Response or Comment
In recent years, Congress has passed a number of laws that direct various government agencies to safeguard animal welfare. Our own agency has been involved principally in enforcing the Animal Welfare Act and the Horse Protection Act, and therefore we will limit this discussion to these two laws.
The Animal Welfare Act was passed in 1966 and amended in 1970 and 1976. The Act uses a system of licensing and registration to regulate a number of nonfarm businesses and organizations. These groups are required to provide humane care and treatment to regulated animals, which include hamsters, guinea pigs, rabbits, dogs, cats, monkeys and other nonhuman primates and most other warmblooded animals. A wide variety of practices are required under 10 federal standards which govern transportation, handling, housing, feeding, watering, sanitation, ventilation, shelter from extremes of weather and temperature, separation of incompatible animals, and veterinary care.
The Horse Protection Act, passed in 1970 and amended in 1976, protects only a single species- the horse- and regulates a single industry- the horse show business. Only a single practice of the industry is at issue- the showing or sale of horses whose gait is altered by pain in the legs.

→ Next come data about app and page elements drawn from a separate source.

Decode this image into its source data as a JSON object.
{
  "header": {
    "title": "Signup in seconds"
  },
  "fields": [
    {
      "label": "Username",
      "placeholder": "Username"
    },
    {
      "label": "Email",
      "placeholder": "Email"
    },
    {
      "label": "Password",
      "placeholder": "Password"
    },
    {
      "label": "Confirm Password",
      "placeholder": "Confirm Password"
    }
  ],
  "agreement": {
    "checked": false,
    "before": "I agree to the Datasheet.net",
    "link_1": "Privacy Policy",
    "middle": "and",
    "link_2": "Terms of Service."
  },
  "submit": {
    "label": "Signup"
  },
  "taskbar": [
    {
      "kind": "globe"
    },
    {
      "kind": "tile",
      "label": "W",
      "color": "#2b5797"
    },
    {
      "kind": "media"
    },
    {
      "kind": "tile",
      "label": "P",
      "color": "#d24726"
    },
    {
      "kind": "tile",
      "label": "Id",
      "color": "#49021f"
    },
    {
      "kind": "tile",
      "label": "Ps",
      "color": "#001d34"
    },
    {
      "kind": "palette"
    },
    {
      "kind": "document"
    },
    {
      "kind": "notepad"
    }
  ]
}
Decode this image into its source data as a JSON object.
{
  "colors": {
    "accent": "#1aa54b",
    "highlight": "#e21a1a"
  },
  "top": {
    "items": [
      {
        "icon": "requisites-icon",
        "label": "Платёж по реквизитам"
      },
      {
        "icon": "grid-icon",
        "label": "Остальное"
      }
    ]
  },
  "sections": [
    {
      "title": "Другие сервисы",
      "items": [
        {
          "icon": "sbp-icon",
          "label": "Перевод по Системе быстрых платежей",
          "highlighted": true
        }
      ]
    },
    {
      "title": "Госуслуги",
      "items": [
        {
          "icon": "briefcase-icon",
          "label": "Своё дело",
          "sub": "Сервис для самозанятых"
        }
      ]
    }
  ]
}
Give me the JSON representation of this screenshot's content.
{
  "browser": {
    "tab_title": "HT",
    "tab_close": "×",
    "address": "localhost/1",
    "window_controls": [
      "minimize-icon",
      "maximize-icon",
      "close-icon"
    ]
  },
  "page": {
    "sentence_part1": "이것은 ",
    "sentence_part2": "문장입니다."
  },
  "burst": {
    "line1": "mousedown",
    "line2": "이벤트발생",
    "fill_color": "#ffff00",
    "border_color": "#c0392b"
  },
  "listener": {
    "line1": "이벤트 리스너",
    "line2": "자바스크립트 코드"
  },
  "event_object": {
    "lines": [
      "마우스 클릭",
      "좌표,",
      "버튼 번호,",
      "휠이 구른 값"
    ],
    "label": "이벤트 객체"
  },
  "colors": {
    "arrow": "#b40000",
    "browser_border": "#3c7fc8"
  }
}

Chaloux, P.A., & Heppner, M.B. (1980). History and development of federal animal welfare regulations. International Journal for the Study of Animal Problems, 1(5), 287-295.